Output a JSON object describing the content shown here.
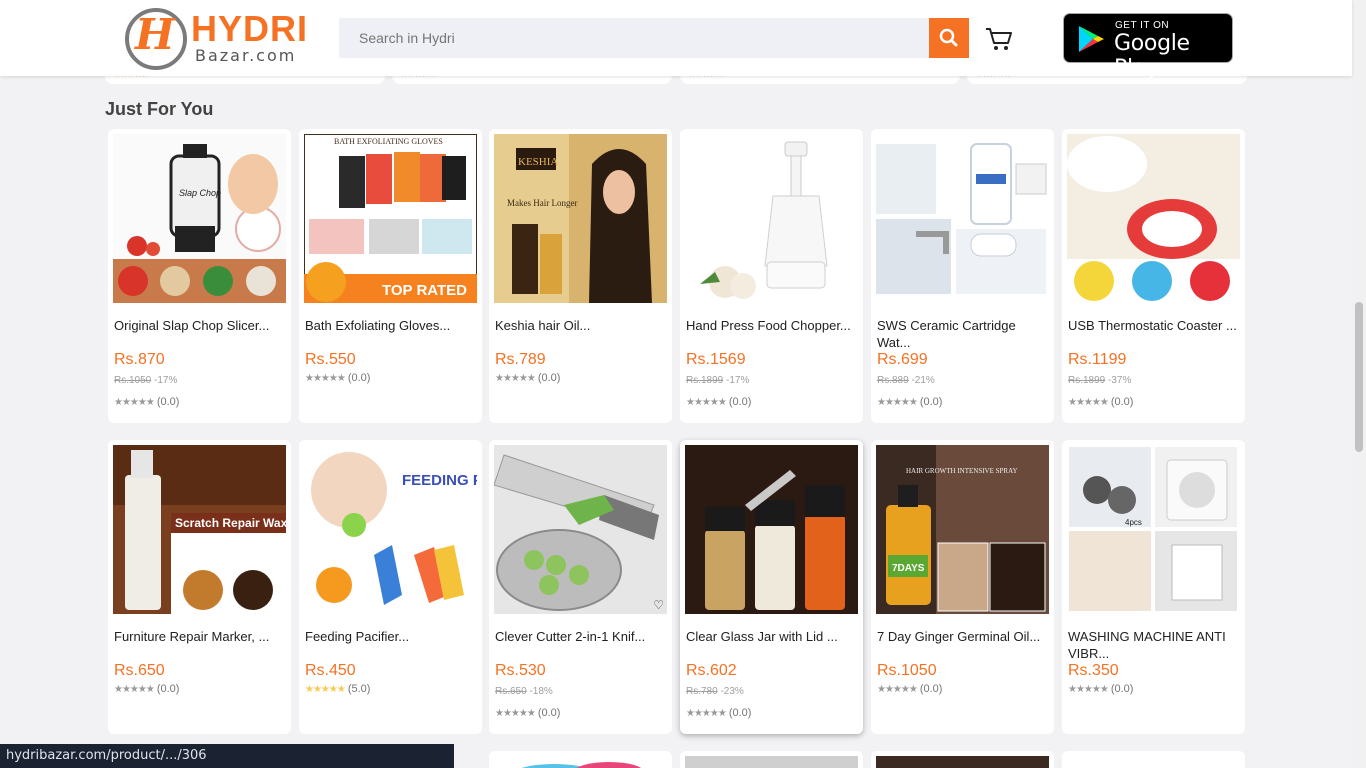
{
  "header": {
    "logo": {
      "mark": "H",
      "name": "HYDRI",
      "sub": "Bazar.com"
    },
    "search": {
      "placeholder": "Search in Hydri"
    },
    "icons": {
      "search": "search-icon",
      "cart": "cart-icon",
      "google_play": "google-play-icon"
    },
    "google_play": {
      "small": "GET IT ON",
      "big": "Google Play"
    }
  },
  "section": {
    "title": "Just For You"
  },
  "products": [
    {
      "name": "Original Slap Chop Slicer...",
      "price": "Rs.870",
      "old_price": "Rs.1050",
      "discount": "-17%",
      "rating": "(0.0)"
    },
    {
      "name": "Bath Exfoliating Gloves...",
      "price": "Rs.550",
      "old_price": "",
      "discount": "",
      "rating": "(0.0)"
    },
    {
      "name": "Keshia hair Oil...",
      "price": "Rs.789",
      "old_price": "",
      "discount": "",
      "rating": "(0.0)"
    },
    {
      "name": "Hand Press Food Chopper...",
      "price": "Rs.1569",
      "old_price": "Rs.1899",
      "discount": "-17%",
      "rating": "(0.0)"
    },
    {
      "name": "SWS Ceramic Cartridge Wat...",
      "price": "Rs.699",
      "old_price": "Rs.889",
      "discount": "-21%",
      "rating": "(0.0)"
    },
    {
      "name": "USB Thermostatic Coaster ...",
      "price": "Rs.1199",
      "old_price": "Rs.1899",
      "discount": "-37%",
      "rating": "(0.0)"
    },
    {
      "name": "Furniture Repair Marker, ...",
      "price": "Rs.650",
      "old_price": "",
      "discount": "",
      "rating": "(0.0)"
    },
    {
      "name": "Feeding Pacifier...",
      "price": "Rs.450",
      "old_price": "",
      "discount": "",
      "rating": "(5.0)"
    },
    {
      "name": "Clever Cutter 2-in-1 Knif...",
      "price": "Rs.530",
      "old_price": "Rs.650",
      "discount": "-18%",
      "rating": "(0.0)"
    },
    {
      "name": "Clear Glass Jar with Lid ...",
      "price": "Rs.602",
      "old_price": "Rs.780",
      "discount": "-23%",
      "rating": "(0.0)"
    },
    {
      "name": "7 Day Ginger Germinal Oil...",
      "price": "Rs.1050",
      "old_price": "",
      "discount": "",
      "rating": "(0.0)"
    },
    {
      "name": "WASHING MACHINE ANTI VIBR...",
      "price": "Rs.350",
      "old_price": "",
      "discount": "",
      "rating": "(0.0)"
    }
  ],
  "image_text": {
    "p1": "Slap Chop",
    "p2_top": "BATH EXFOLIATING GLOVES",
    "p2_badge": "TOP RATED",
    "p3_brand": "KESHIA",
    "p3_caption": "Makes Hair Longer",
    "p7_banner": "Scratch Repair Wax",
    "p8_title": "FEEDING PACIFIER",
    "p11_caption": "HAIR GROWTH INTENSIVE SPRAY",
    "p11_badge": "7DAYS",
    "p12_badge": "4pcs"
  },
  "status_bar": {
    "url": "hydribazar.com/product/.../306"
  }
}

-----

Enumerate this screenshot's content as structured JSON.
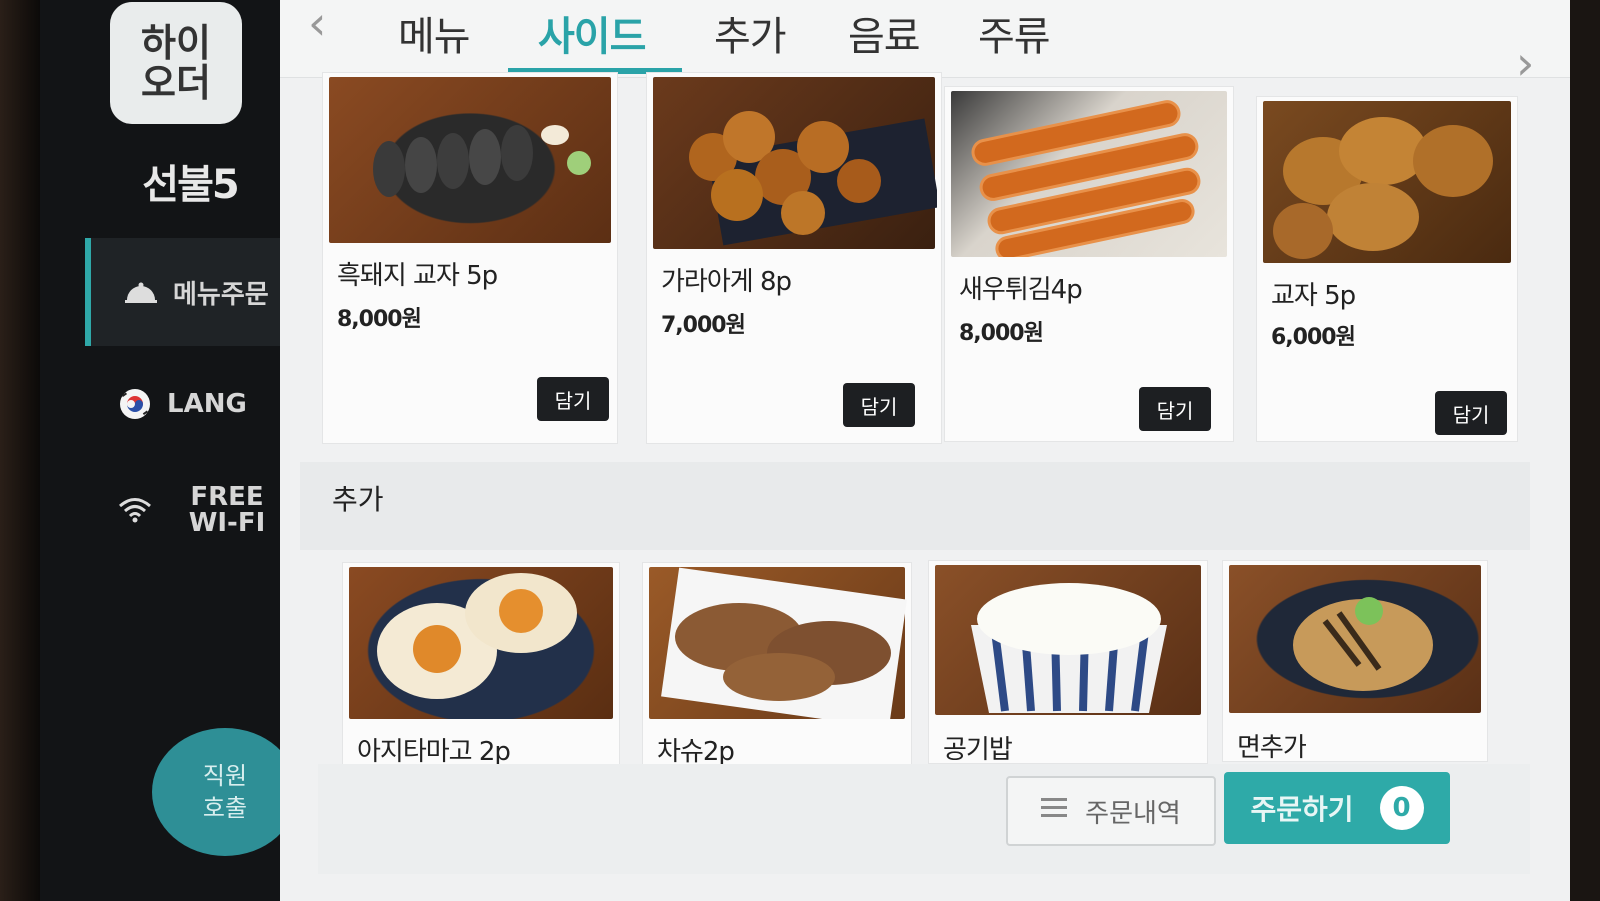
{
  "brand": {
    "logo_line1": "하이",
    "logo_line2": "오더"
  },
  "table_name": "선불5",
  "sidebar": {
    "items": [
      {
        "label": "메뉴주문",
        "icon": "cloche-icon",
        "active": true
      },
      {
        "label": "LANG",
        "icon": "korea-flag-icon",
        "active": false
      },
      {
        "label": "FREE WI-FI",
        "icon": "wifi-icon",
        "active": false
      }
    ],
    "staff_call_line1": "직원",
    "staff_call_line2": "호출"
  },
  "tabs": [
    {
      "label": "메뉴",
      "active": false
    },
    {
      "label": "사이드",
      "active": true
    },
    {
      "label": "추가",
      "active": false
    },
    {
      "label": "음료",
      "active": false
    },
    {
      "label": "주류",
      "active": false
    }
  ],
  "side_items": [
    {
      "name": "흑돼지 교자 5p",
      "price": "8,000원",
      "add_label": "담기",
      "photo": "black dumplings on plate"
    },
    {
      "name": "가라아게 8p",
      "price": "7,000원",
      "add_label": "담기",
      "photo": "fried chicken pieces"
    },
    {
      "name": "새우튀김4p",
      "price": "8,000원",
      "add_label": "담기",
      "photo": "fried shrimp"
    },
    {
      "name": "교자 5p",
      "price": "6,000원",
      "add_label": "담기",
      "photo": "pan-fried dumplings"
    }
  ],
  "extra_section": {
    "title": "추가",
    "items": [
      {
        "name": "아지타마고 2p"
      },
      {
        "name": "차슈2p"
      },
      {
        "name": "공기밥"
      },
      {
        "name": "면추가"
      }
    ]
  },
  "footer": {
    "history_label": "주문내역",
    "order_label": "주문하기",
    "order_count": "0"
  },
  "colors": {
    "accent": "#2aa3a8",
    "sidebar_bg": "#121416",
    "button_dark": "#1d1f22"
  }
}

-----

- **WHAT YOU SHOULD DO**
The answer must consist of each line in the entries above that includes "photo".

- **TASK ANSWER**
      "photo": "black dumplings on plate"
      "photo": "fried chicken pieces"
      "photo": "fried shrimp"
      "photo": "pan-fried dumplings"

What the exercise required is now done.